I stepped up onto the sidewalk and leaned against a post. Hitching my thumbs under my wandbelt, I watched Andrew practice his trade. His stream of banter was constant and effortless as he moved from one prospective customer to the next, demonstrating the uses of a particular tonic, showing the sturdiness of a piece of hardware, or pointing out the delicate artistry of a trinket. Time almost seemed to stand still. I was impressed.
So preoccupied was I by his performance that I almost missed the approach of the three horses. Almost. Coming into town were Piebald, The Wildman, and The Vaquero. Unlike the previous day, they were in no hurry and appeared to be completely unconcerned by Andrew and his wagon. Their eyes told a different story, with Piebald focusing on Andy with an almost palpable ferocity, while the other two shifted their attention between their leader and Andy. I straightened, unbuttoned my coat, and folded back the left flap. I didn’t anticipate any trouble with so many people around and Andy clearly unarmed, but you could never tell with someone like Piebald.
Some people call it wildness, but I’ve never seen a wolf or a bear or mountain lion kill out of sheer cussedness. The only ‘wild’ animal I seen do that walked on two legs.

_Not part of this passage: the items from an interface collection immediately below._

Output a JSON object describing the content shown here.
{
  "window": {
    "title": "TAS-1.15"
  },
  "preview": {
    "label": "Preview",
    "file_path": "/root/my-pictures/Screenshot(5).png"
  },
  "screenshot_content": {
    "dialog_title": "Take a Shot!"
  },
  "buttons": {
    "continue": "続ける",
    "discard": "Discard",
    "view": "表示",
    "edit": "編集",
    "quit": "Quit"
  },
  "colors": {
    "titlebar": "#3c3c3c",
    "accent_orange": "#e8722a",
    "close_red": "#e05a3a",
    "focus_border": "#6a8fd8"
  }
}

With so many people clustered around Andrew, the chance that bystanders could be injured was high if Piebald started shooting, and the possibility of my preventing it low.
To my relief, they rode past the wagon without slowing. Andy, having failed to notice their approach, looked up just as they drew abreast of him. To his credit, he barely missed a beat, continuing to argue the benefits of his Superlative Spot and Smell remover to the hotelier. There was no question in my mind how Andrew was able to make his living… though I wondered how someone so oblivious to his surroundings managed to remain living.
The riders continued down the street to the bank where they dismounted and hitched their horses before going inside. I straightened a little more. What business could those three have with the banker? I went over to see if I could find out.